    Cheers ! StC

     

    Hi- your description fits Mistle Thrush perfectly.  Juvenile Green wps are spotted and show the yellow rump.

    :)

    S

     

    I CAN'T NOMINATE THIS AS THE CORRECT ANSWER - :(

     

     

     

     

  • KatTai
    My guess would be maybe a juvenile green woodpecker

    That was my first thought too. They are a very drab olive  colour when young although they've still got a red crown which I would have thought would be noticeable.

  • Hi-  I havent seen any juvvy green WPs yet this season- could be a bit early yet - adults still whizzing about feeding a lot atm.

    :)

    S

  • Glad someone else has seen one of these. We have seen a brown woodpecker on our bird feeders several  times recently. It feeds from the fat cake, just like the greater spotted woodpeckers, not from the ground, like the green woodpecker. It definitely isn't a mistle thrush,which is also a ground feeder, and is too big for a wryneck.  There is no obvious red crown. I'd love for somebody to identify what it is.

  • In my opinion, yours will be a juvenile starling, Anne.

  • there are young green woodpeckers about

    some were seen being fed on the roadside at Old Moor a good week since

    if you check the Old Moor blog they will be on there

    think I agree with Robbo

    Ray
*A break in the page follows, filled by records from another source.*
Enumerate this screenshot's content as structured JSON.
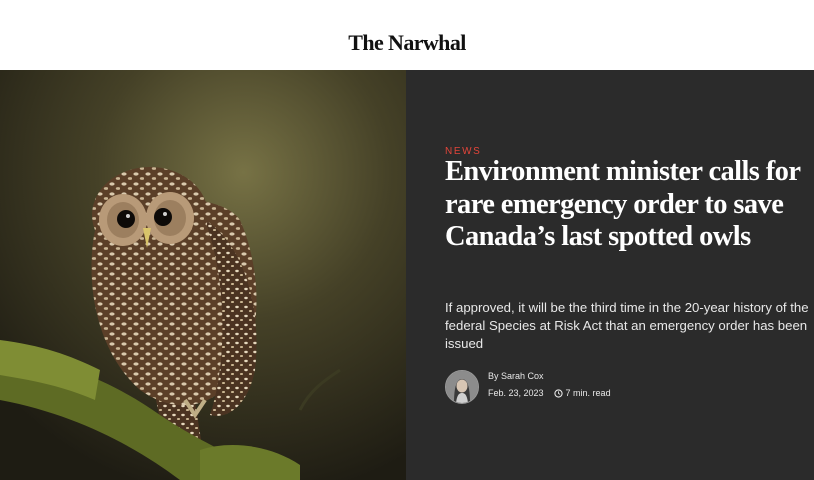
{
  "site": {
    "logo": "The Narwhal"
  },
  "hero_image": {
    "icon": "spotted-owl-photo"
  },
  "article": {
    "kicker": "NEWS",
    "headline": "Environment minister calls for rare emergency order to save Canada’s last spotted owls",
    "dek": "If approved, it will be the third time in the 20-year history of the federal Species at Risk Act that an emergency order has been issued",
    "byline": "By Sarah Cox",
    "date": "Feb. 23, 2023",
    "read_time": "7 min. read"
  },
  "colors": {
    "kicker": "#e2453a",
    "panel_bg": "#2b2b2b",
    "text": "#ffffff"
  }
}
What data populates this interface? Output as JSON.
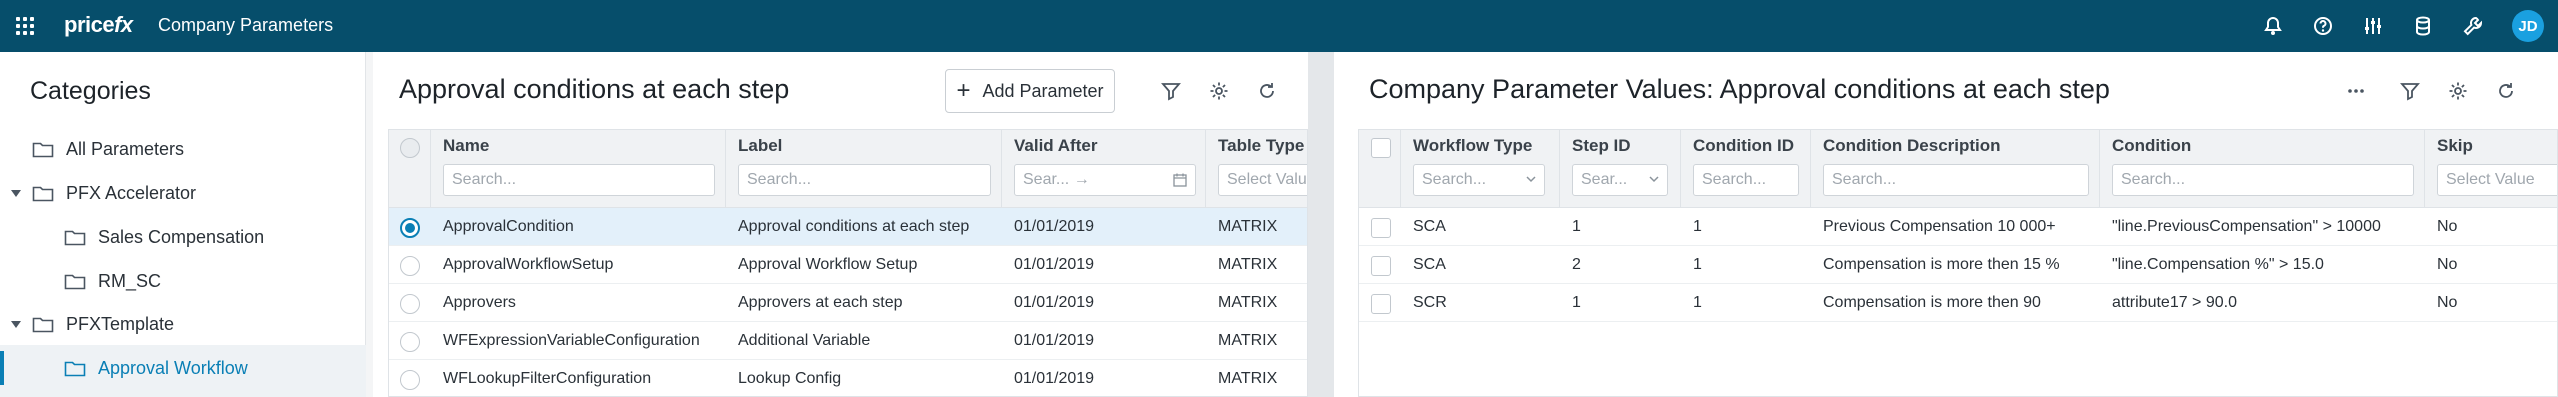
{
  "app": {
    "logo_text": "pricefx",
    "title": "Company Parameters",
    "user_initials": "JD"
  },
  "topbar_icons": [
    "bell-icon",
    "help-icon",
    "sliders-icon",
    "database-icon",
    "wrench-icon"
  ],
  "categories": {
    "title": "Categories",
    "items": [
      {
        "label": "All Parameters",
        "level": 0,
        "expandable": false
      },
      {
        "label": "PFX Accelerator",
        "level": 0,
        "expandable": true
      },
      {
        "label": "Sales Compensation",
        "level": 1,
        "expandable": false
      },
      {
        "label": "RM_SC",
        "level": 1,
        "expandable": false
      },
      {
        "label": "PFXTemplate",
        "level": 0,
        "expandable": true
      },
      {
        "label": "Approval Workflow",
        "level": 1,
        "expandable": false,
        "active": true
      }
    ]
  },
  "params_panel": {
    "title": "Approval conditions at each step",
    "add_label": "Add Parameter",
    "columns": {
      "name": {
        "title": "Name",
        "placeholder": "Search..."
      },
      "label": {
        "title": "Label",
        "placeholder": "Search..."
      },
      "valid_after": {
        "title": "Valid After",
        "placeholder": "Sear... →"
      },
      "table_type": {
        "title": "Table Type",
        "placeholder": "Select Value"
      }
    },
    "rows": [
      {
        "name": "ApprovalCondition",
        "label": "Approval conditions at each step",
        "valid_after": "01/01/2019",
        "type": "MATRIX",
        "selected": true
      },
      {
        "name": "ApprovalWorkflowSetup",
        "label": "Approval Workflow Setup",
        "valid_after": "01/01/2019",
        "type": "MATRIX",
        "selected": false
      },
      {
        "name": "Approvers",
        "label": "Approvers at each step",
        "valid_after": "01/01/2019",
        "type": "MATRIX",
        "selected": false
      },
      {
        "name": "WFExpressionVariableConfiguration",
        "label": "Additional Variable",
        "valid_after": "01/01/2019",
        "type": "MATRIX",
        "selected": false
      },
      {
        "name": "WFLookupFilterConfiguration",
        "label": "Lookup Config",
        "valid_after": "01/01/2019",
        "type": "MATRIX",
        "selected": false
      }
    ]
  },
  "values_panel": {
    "title": "Company Parameter Values: Approval conditions at each step",
    "columns": {
      "workflow_type": {
        "title": "Workflow Type",
        "placeholder": "Search..."
      },
      "step_id": {
        "title": "Step ID",
        "placeholder": "Sear..."
      },
      "condition_id": {
        "title": "Condition ID",
        "placeholder": "Search..."
      },
      "condition_description": {
        "title": "Condition Description",
        "placeholder": "Search..."
      },
      "condition": {
        "title": "Condition",
        "placeholder": "Search..."
      },
      "skip": {
        "title": "Skip",
        "placeholder": "Select Value"
      }
    },
    "rows": [
      {
        "workflow_type": "SCA",
        "step_id": "1",
        "condition_id": "1",
        "description": "Previous Compensation 10 000+",
        "condition": "\"line.PreviousCompensation\" > 10000",
        "skip": "No"
      },
      {
        "workflow_type": "SCA",
        "step_id": "2",
        "condition_id": "1",
        "description": "Compensation is more then 15 %",
        "condition": "\"line.Compensation %\" > 15.0",
        "skip": "No"
      },
      {
        "workflow_type": "SCR",
        "step_id": "1",
        "condition_id": "1",
        "description": "Compensation is more then 90",
        "condition": "attribute17 > 90.0",
        "skip": "No"
      }
    ]
  },
  "colors": {
    "topbar": "#064e6b",
    "accent": "#0a7fb5",
    "avatar": "#1aa0e0"
  }
}
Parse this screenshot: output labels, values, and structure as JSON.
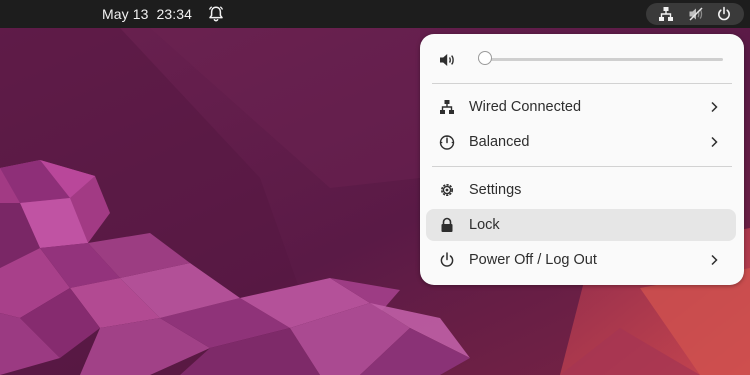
{
  "top_bar": {
    "date": "May 13",
    "time": "23:34",
    "icons": [
      "bell-icon",
      "network-icon",
      "volume-muted-icon",
      "power-icon"
    ]
  },
  "quick_menu": {
    "volume": {
      "level": 0,
      "icon": "volume-icon"
    },
    "items": [
      {
        "label": "Wired Connected",
        "icon": "network-icon",
        "has_submenu": true
      },
      {
        "label": "Balanced",
        "icon": "power-profile-icon",
        "has_submenu": true
      },
      {
        "label": "Settings",
        "icon": "gear-icon",
        "has_submenu": false
      },
      {
        "label": "Lock",
        "icon": "lock-icon",
        "has_submenu": false,
        "highlighted": true
      },
      {
        "label": "Power Off / Log Out",
        "icon": "power-icon",
        "has_submenu": true
      }
    ]
  },
  "colors": {
    "topbar": "#1d1d1d",
    "menu_bg": "#fafafa",
    "highlight": "#e6e6e6",
    "wallpaper_dark": "#5b1a44",
    "wallpaper_accent": "#b23a5a"
  }
}
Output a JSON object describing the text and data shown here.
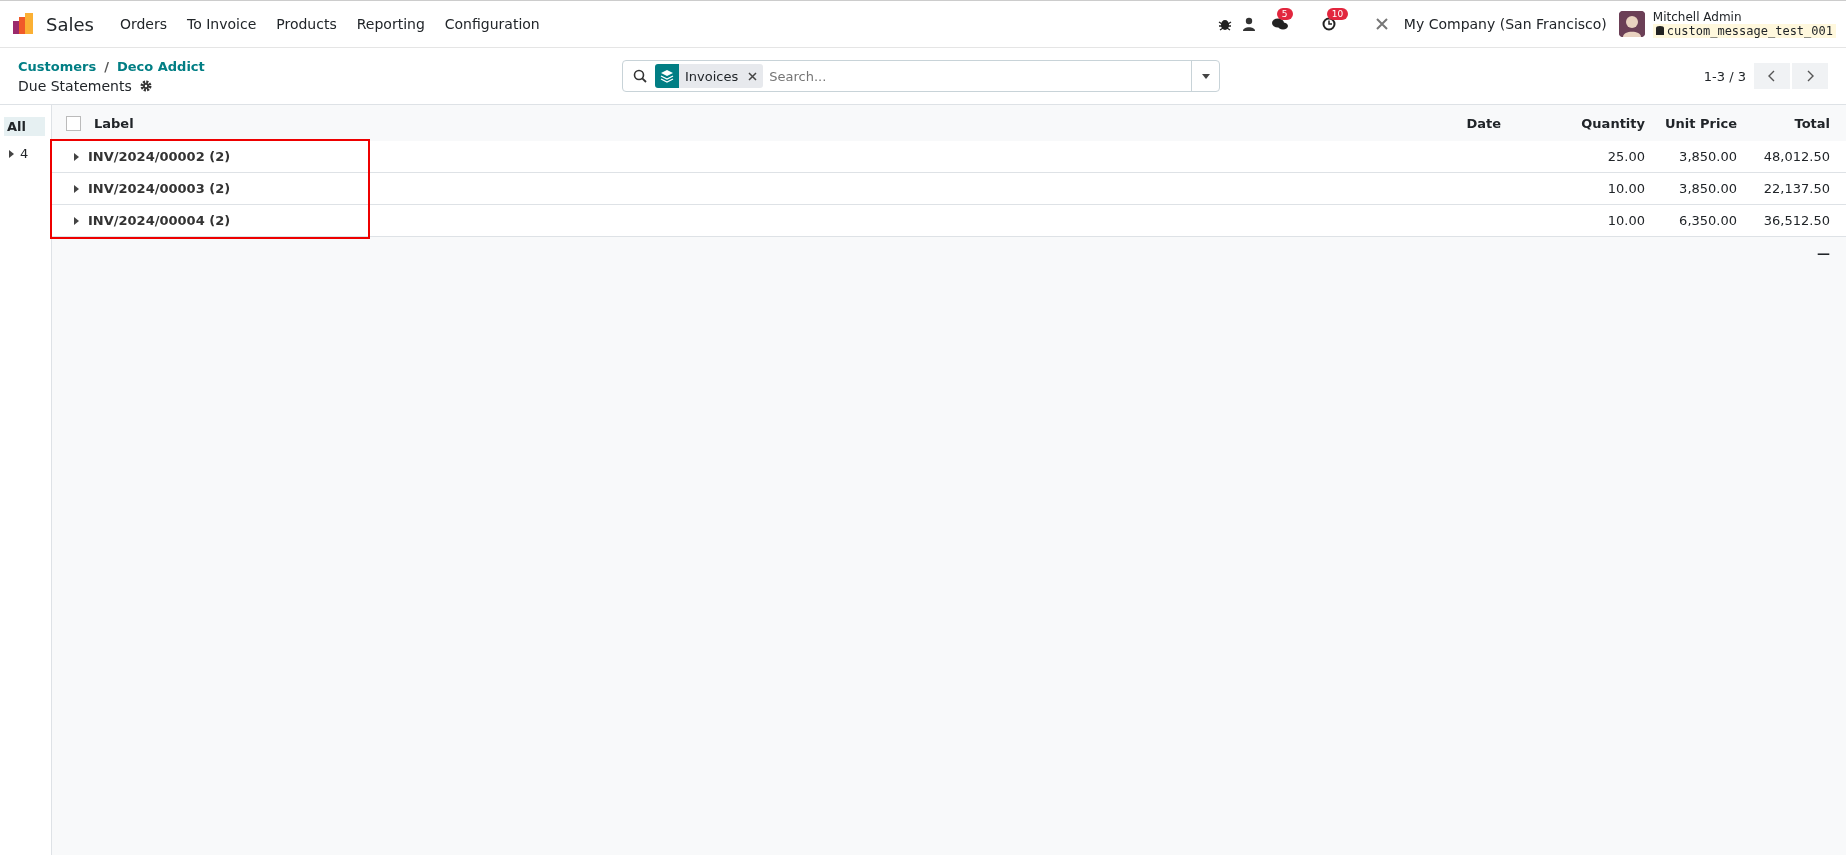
{
  "navbar": {
    "app": "Sales",
    "menu": [
      "Orders",
      "To Invoice",
      "Products",
      "Reporting",
      "Configuration"
    ],
    "chat_count": "5",
    "activity_count": "10",
    "company": "My Company (San Francisco)",
    "user": "Mitchell Admin",
    "database": "custom_message_test_001"
  },
  "breadcrumbs": [
    "Customers",
    "Deco Addict"
  ],
  "breadcrumb_separator": "/",
  "title": "Due Statements",
  "search": {
    "facet": "Invoices",
    "placeholder": "Search..."
  },
  "pager": "1-3 / 3",
  "side_panel": [
    {
      "label": "All",
      "selected": true
    },
    {
      "label": "4",
      "selected": false,
      "expanded": false
    }
  ],
  "table": {
    "select_all_checked": false,
    "columns": [
      "Label",
      "Date",
      "Quantity",
      "Unit Price",
      "Total"
    ],
    "rows": [
      {
        "label": "INV/2024/00002 (2)",
        "expanded": false,
        "quantity": "25.00",
        "unit_price": "3,850.00",
        "total": "48,012.50"
      },
      {
        "label": "INV/2024/00003 (2)",
        "expanded": false,
        "quantity": "10.00",
        "unit_price": "3,850.00",
        "total": "22,137.50"
      },
      {
        "label": "INV/2024/00004 (2)",
        "expanded": false,
        "quantity": "10.00",
        "unit_price": "6,350.00",
        "total": "36,512.50"
      }
    ],
    "footer_total": "—"
  }
}
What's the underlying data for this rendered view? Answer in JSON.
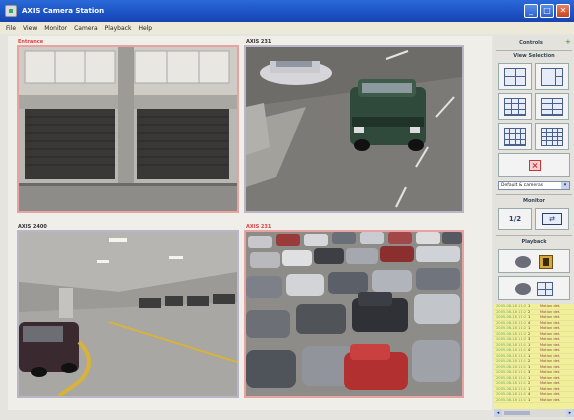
{
  "window": {
    "title": "AXIS Camera Station",
    "buttons": [
      "_",
      "□",
      "✕"
    ]
  },
  "menu": {
    "items": [
      "File",
      "View",
      "Monitor",
      "Camera",
      "Playback",
      "Help"
    ]
  },
  "cameras": [
    {
      "label": "Entrance",
      "alert": true,
      "scene": "garage-doors"
    },
    {
      "label": "AXIS 231",
      "alert": false,
      "scene": "parking-road"
    },
    {
      "label": "AXIS 2400",
      "alert": false,
      "scene": "parking-deck"
    },
    {
      "label": "AXIS 231",
      "alert": true,
      "scene": "parking-lot"
    }
  ],
  "panel": {
    "controls_title": "Controls",
    "view_title": "View Selection",
    "layouts": [
      "1x4",
      "2x2",
      "3x3",
      "3+4",
      "4x4",
      "3+9"
    ],
    "view_select": "Default & cameras",
    "monitor_title": "Monitor",
    "monitor_buttons": [
      "1/2",
      "switch"
    ],
    "playback_title": "Playback"
  },
  "log": {
    "rows": [
      [
        "2005-08-18 11:21:44",
        "1",
        "Motion det."
      ],
      [
        "2005-08-18 11:21:39",
        "2",
        "Motion det."
      ],
      [
        "2005-08-18 11:21:12",
        "1",
        "Motion det."
      ],
      [
        "2005-08-18 11:20:58",
        "4",
        "Motion det."
      ],
      [
        "2005-08-18 11:20:41",
        "1",
        "Motion det."
      ],
      [
        "2005-08-18 11:20:30",
        "2",
        "Motion det."
      ],
      [
        "2005-08-18 11:20:07",
        "3",
        "Motion det."
      ],
      [
        "2005-08-18 11:19:52",
        "1",
        "Motion det."
      ],
      [
        "2005-08-18 11:19:31",
        "4",
        "Motion det."
      ],
      [
        "2005-08-18 11:19:10",
        "1",
        "Motion det."
      ],
      [
        "2005-08-18 11:18:47",
        "2",
        "Motion det."
      ],
      [
        "2005-08-18 11:18:21",
        "1",
        "Motion det."
      ],
      [
        "2005-08-18 11:18:02",
        "3",
        "Motion det."
      ],
      [
        "2005-08-18 11:17:40",
        "1",
        "Motion det."
      ],
      [
        "2005-08-18 11:17:19",
        "2",
        "Motion det."
      ],
      [
        "2005-08-18 11:16:55",
        "1",
        "Motion det."
      ],
      [
        "2005-08-18 11:16:31",
        "4",
        "Motion det."
      ],
      [
        "2005-08-18 11:16:04",
        "1",
        "Motion det."
      ]
    ]
  },
  "colors": {
    "titlebar": "#1b52c4",
    "alert_border": "#e8a2a2",
    "normal_border": "#b9b6c8",
    "log_bg": "#f2ef9a"
  }
}
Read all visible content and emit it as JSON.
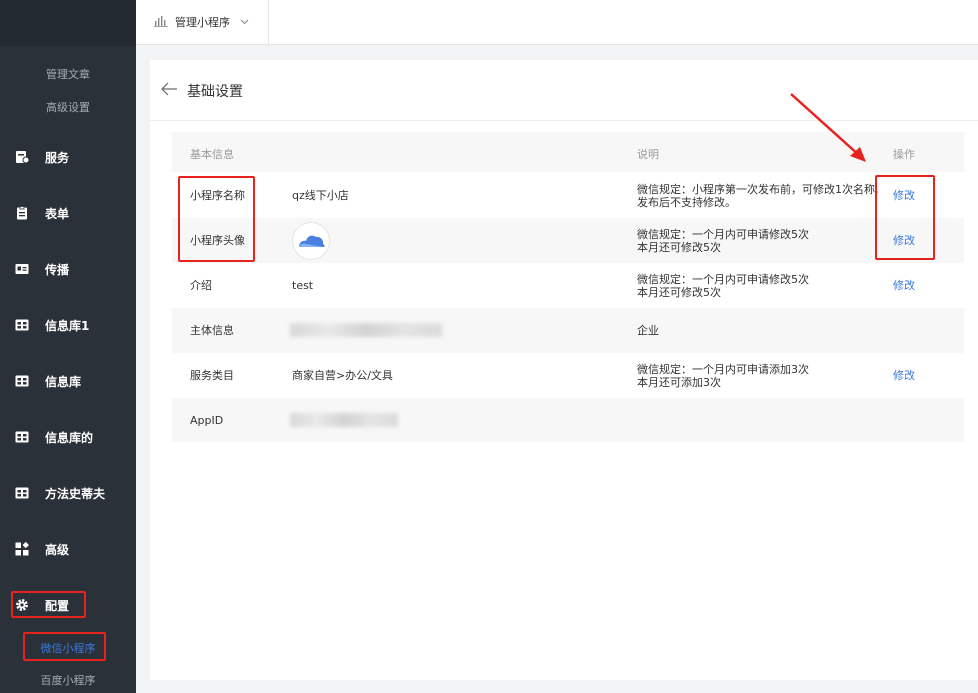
{
  "sidebar": {
    "sub_items_top": [
      "管理文章",
      "高级设置"
    ],
    "items": [
      {
        "label": "服务",
        "icon": "service-icon"
      },
      {
        "label": "表单",
        "icon": "form-icon"
      },
      {
        "label": "传播",
        "icon": "id-card-icon"
      },
      {
        "label": "信息库1",
        "icon": "grid-icon"
      },
      {
        "label": "信息库",
        "icon": "grid-icon"
      },
      {
        "label": "信息库的",
        "icon": "grid-icon"
      },
      {
        "label": "方法史蒂夫",
        "icon": "grid-icon"
      },
      {
        "label": "高级",
        "icon": "apps-icon"
      },
      {
        "label": "配置",
        "icon": "gear-icon"
      }
    ],
    "sub_items_bottom": [
      "微信小程序",
      "百度小程序"
    ]
  },
  "topbar": {
    "app_name": "管理小程序"
  },
  "panel": {
    "title": "基础设置",
    "table": {
      "headers": {
        "info": "基本信息",
        "desc": "说明",
        "action": "操作"
      },
      "rows": [
        {
          "label": "小程序名称",
          "value": "qz线下小店",
          "desc1": "微信规定：小程序第一次发布前，可修改1次名称,",
          "desc2": "发布后不支持修改。",
          "action": "修改"
        },
        {
          "label": "小程序头像",
          "value": "",
          "desc1": "微信规定：一个月内可申请修改5次",
          "desc2": "本月还可修改5次",
          "action": "修改"
        },
        {
          "label": "介绍",
          "value": "test",
          "desc1": "微信规定：一个月内可申请修改5次",
          "desc2": "本月还可修改5次",
          "action": "修改"
        },
        {
          "label": "主体信息",
          "value": "",
          "desc1": "企业",
          "desc2": "",
          "action": ""
        },
        {
          "label": "服务类目",
          "value": "商家自营>办公/文具",
          "desc1": "微信规定：一个月内可申请添加3次",
          "desc2": "本月还可添加3次",
          "action": "修改"
        },
        {
          "label": "AppID",
          "value": "",
          "desc1": "",
          "desc2": "",
          "action": ""
        }
      ]
    }
  },
  "colors": {
    "sidebar": "#2b3138",
    "accent": "#3c78d8",
    "annotation": "#e8231d"
  }
}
  • Thanks, Robbo, I think you're right. Having checked images on the web, it does look like one of a juvenile starling. Strange as the bird always comes alone, whereas starlings usually come in flocks; and we almost never get them in our garden, which borders woodland.